» **Task description**:
Your answer is to be every line of the material that includes the string "packets".

» **Records for processing**:
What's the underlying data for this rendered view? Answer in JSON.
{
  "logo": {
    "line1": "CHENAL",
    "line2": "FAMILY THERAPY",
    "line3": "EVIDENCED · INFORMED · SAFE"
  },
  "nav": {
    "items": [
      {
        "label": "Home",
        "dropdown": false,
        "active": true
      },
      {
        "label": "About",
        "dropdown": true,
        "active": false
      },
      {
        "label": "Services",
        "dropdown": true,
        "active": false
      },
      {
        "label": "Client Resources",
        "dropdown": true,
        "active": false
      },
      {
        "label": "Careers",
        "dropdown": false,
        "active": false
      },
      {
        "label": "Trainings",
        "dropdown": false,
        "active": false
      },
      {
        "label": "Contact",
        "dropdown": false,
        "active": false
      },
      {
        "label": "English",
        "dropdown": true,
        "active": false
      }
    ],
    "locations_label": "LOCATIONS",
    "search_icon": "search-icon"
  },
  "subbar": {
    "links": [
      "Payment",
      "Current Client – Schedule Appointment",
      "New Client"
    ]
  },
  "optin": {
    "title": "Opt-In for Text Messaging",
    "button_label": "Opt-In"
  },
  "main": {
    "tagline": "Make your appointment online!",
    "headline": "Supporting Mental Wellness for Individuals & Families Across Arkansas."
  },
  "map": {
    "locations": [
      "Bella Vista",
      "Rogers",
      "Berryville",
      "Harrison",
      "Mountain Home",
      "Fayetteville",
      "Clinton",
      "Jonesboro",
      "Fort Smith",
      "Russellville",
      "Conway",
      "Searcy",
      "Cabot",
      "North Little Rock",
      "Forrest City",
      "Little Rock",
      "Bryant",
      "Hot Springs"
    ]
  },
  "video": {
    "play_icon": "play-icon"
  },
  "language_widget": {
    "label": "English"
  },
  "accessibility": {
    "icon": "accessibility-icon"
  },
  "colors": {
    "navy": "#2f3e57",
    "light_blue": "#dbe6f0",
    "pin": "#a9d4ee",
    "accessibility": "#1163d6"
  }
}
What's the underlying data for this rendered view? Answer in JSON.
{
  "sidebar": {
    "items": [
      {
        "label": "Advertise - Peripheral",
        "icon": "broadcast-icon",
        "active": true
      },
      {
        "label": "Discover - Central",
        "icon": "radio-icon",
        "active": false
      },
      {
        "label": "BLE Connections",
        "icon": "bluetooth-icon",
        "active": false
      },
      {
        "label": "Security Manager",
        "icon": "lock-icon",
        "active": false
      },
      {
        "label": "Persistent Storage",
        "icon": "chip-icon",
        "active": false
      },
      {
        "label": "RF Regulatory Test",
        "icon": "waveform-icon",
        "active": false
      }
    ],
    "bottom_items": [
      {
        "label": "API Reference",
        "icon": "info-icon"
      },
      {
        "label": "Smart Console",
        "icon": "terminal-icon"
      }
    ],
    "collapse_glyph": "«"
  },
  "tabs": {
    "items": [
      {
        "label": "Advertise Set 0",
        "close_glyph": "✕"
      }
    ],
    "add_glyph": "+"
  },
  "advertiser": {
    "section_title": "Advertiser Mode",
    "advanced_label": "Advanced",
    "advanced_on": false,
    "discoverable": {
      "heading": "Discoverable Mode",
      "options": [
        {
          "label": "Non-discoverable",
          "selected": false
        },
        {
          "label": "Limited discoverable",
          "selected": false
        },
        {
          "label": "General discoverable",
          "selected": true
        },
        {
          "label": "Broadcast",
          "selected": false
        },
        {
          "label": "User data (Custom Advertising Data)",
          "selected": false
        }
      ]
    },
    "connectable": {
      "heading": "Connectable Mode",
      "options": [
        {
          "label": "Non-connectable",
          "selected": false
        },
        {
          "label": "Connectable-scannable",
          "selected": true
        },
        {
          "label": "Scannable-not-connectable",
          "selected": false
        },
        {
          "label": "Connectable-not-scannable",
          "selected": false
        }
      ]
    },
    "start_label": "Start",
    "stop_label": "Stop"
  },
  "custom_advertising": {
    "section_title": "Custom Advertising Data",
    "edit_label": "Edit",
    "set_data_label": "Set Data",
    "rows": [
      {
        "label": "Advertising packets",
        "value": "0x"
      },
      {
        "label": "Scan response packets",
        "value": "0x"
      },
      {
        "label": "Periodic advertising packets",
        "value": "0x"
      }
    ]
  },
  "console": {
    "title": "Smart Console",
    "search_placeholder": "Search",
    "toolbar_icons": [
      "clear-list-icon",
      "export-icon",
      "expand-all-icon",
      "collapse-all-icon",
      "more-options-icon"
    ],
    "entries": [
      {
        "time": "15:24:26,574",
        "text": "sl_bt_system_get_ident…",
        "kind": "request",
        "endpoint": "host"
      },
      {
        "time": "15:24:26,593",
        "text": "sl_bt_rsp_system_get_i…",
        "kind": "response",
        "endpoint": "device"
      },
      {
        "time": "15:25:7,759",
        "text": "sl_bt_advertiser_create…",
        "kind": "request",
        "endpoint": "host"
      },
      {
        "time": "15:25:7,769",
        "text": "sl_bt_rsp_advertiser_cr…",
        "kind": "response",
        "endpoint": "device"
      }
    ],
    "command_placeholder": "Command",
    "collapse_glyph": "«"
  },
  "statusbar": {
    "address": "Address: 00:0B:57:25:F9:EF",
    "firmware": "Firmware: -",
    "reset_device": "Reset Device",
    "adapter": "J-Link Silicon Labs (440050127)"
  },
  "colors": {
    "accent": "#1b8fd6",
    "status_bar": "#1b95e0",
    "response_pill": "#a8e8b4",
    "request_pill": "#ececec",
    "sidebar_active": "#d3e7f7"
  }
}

» **Answer to this task**:
        "label": "Advertising packets",
        "label": "Scan response packets",
        "label": "Periodic advertising packets",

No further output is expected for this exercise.